  5. First rinse off the chicken to remove any unsightly bits and pieces. This is not fun for a germaphobe, I would know, since I have an obsession of washing my hands to get rid of germs. Thus, this part is very crucial to rinsing the chicken and picking off any abnormalities, such as extra skin, veins, etc. that may make the chicken look unappetizing.
  6. Wash your hands.
  7. Sprinkle the first side with the seasonings. The seasoned side will be placed down in the pan.
  8. Using tongs place the chicken in the hot oil. Prepare to be acquainted with loud sizzling, oil splattering, and smoke. Step away from the stove to keep away from getting burned by the oil.
  9. Quickly turn on the overhead fan.
  10. Don’t let your feelings of incompetence take over just yet. Make sure to breathe. Dinner is not ruined.
  11. Turn the chicken over quickly (using the tongs) to try to remove the frustrating sounds of it burning.
  12. You now realize that you did not season the other side of the chicken. More importantly, that you should have left the chicken as it was because turning it over just made it repeat the same process of oil splattering, loud sounds of sizzling, and more smoke.
  13. Continue to flip the chicken from side to side because now you do not know when it is fully cooked since you already have been turning them over constantly.
  14. Be sure to open any windows or doors because the oil and chicken will begin to burn quickly creating a cloud of smoke in the kitchen.
  15. Fan the smoke outside to keep the smoke alarm from being set off. However, if the alarm starts chirping, quickly disconnect it as to not notify the neighbors that you are failing miserably at cooking chicken.
  16. Remember to breathe.
  17. Now remove the chicken from the burning oil, once the smoke alarm goes off or the kitchen fills with smoke, it is safe to say the chicken is done.
  18. Go ahead and plate your dinner with whatever you were able to make while cooking the chicken. For example, a salad, rice, potatoes, and vegetables are all good side dishes.
  19. Now enjoy the rubbery and burnt chicken that you made for the very first time.

An Enchilada to be Forgotten

Although this is not the best experience with food, it is one of my most memorable. I got food poisoning last year, which is some of the worst pain I have ever felt.  Furthermore, I associate that feeling of pain and illness with the food I had eaten right before, which was store bought enchiladas. I should have known that pre-made and pre-packaged food is not the best, most appetizing meal, but I was short of time to make anything from scratch. The enchiladas were cold and looked as if they had been sitting on the shelves for a few days. However, that did not faze me at the time, but I would soon discover the dangers of buying pre-made enchiladas.

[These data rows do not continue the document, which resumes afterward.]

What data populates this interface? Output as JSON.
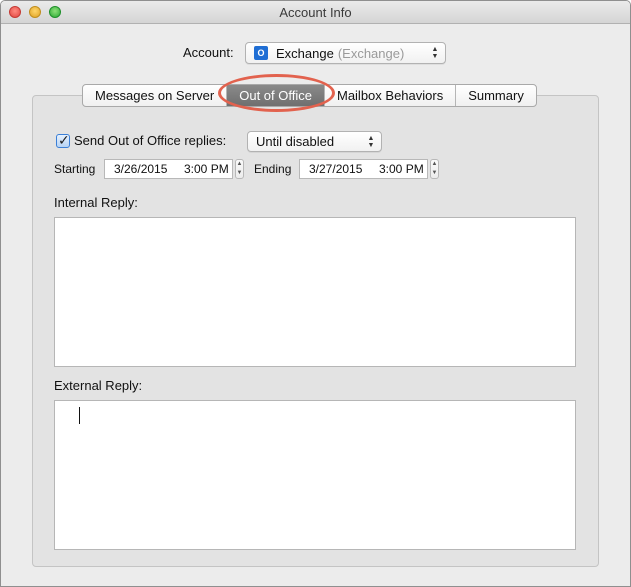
{
  "window": {
    "title": "Account Info"
  },
  "account": {
    "label": "Account:",
    "name": "Exchange",
    "type": "(Exchange)",
    "icon": "exchange-icon"
  },
  "tabs": [
    {
      "label": "Messages on Server",
      "active": false
    },
    {
      "label": "Out of Office",
      "active": true
    },
    {
      "label": "Mailbox Behaviors",
      "active": false
    },
    {
      "label": "Summary",
      "active": false
    }
  ],
  "out_of_office": {
    "send_checked": true,
    "send_label": "Send Out of Office replies:",
    "duration_value": "Until disabled",
    "starting_label": "Starting",
    "starting_date": "3/26/2015",
    "starting_time": "3:00 PM",
    "ending_label": "Ending",
    "ending_date": "3/27/2015",
    "ending_time": "3:00 PM",
    "internal_label": "Internal Reply:",
    "internal_text": "",
    "external_label": "External Reply:",
    "external_text": ""
  },
  "colors": {
    "highlight_ring": "#e2624e",
    "active_tab": "#7d7d7d",
    "checkbox": "#3b7fd6"
  }
}
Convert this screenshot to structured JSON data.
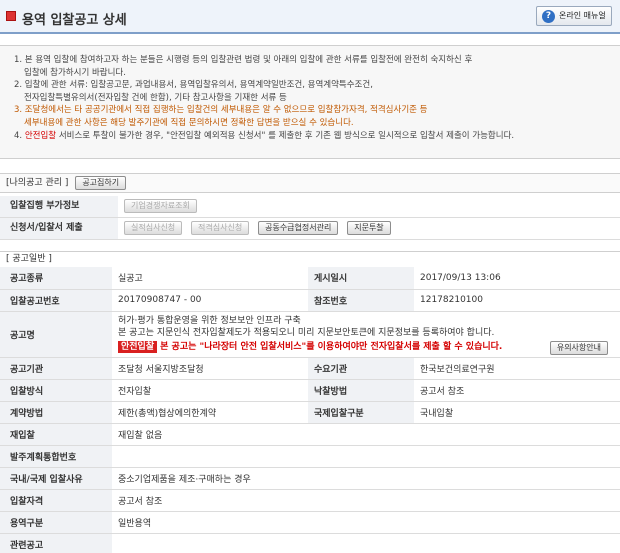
{
  "header": {
    "title": "용역 입찰공고 상세",
    "help_label": "온라인 매뉴얼",
    "help_glyph": "?"
  },
  "notice": {
    "n1a": "1. 본 용역 입찰에 참여하고자 하는 분들은 시행령 등의 입찰관련 법령 및 아래의 입찰에 관한 서류를 입찰전에 완전히 숙지하신 후",
    "n1b": "입찰에 참가하시기 바랍니다.",
    "n2a": "2. 입찰에 관한 서류: 입찰공고문, 과업내용서, 용역입찰유의서, 용역계약일반조건, 용역계약특수조건,",
    "n2b": "전자입찰특별유의서(전자입찰 건에 한함), 기타 참고사항을 기재한 서류 등",
    "n3a": "3. 조달청에서는 타 공공기관에서 직접 집행하는 입찰건의 세부내용은 알 수 없으므로 입찰참가자격, 적격심사기준 등",
    "n3b": "세부내용에 관한 사항은 해당 발주기관에 직접 문의하시면 정확한 답변을 받으실 수 있습니다.",
    "n4num": "4.",
    "n4red": "안전입찰",
    "n4rest": "서비스로 투찰이 불가한 경우, \"안전입찰 예외적용 신청서\" 를 제출한 후 기존 웹 방식으로 일시적으로 입찰서 제출이 가능합니다."
  },
  "my_notice": {
    "label": "[나의공고 관리 ]",
    "button": "공고집하기"
  },
  "exec_info": {
    "label": "입찰집행 부가정보",
    "buttons": [
      "기업경쟁자료조회"
    ]
  },
  "apply": {
    "label": "신청서/입찰서 제출",
    "buttons": [
      "실적심사신청",
      "적격심사신청",
      "공동수급협정서관리",
      "지문투찰"
    ]
  },
  "general": {
    "label": "[ 공고일반 ]",
    "type_label": "공고종류",
    "type_value": "실공고",
    "posted_label": "게시일시",
    "posted_value": "2017/09/13 13:06",
    "no_label": "입찰공고번호",
    "no_value": "20170908747 - 00",
    "ref_label": "참조번호",
    "ref_value": "12178210100",
    "name_label": "공고명",
    "name_line1": "허가·평가 통합운영을 위한 정보보안 인프라 구축",
    "name_line2": "본 공고는 지문인식 전자입찰제도가 적용되오니 미리 지문보안토큰에 지문정보를 등록하여야 합니다.",
    "safe_badge": "안전입찰",
    "safe_text": "본 공고는 \"나라장터 안전 입찰서비스\"를 이용하여야만 전자입찰서를 제출 할 수 있습니다.",
    "tip_button": "유의사항안내",
    "org_label": "공고기관",
    "org_value": "조달청 서울지방조달청",
    "demand_label": "수요기관",
    "demand_value": "한국보건의료연구원",
    "method_label": "입찰방식",
    "method_value": "전자입찰",
    "award_label": "낙찰방법",
    "award_value": "공고서 참조",
    "contract_label": "계약방법",
    "contract_value": "제한(총액)협상에의한계약",
    "intl_label": "국제입찰구분",
    "intl_value": "국내입찰",
    "rebid_label": "재입찰",
    "rebid_value": "재입찰 없음",
    "plan_label": "발주계획통합번호",
    "plan_value": "",
    "reason_label": "국내/국제 입찰사유",
    "reason_value": "중소기업제품을 제조·구매하는 경우",
    "qual_label": "입찰자격",
    "qual_value": "공고서 참조",
    "service_label": "용역구분",
    "service_value": "일반용역",
    "related_label": "관련공고",
    "related_value": ""
  }
}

The memory haunts me to this day. I am so horrified by my experience, that I cannot consume enchiladas without the flashback of memories. The first time I had enchiladas after that terrible incident, I could not stand the sight, smell, or taste of them. When my mom brought the pan to the table, all I noticed was the thick sauce covering the tortillas. The memories were flashing back. The gooey cheese and sauce were haunting me. Yet, to not be disrespectful, I put some on my plate. However, as I prepared my first bite, which was drenched in sauce, it was difficult to swallow. The mushy tortilla, meat, sauce, and cheese combination would not easily slide down my throat. The pungent aroma was not helping me eat. It smelled like a sauna full of men to me; it was musky yet spicy. The scent was becoming too much for me. Before I knew it, the enchiladas were no longer cooperating. I took gulps of water to aid the barely chewed food down my throat. It was a battle in my body, as my reflexes tried to get rid of the enchilada, I tried even harder to force the food in my body. The enchilada had a mind of its own, and would slither up my throat just as painfully as I shoved in.

I would like to say that I finished the unappetizing enchiladas and got over my fear; however, that did not happen. It still troubles me to this day to think about enchiladas. Therefore, the moral of my story is that one should take the time to make food, rather than buy pre-made food from the grocery store.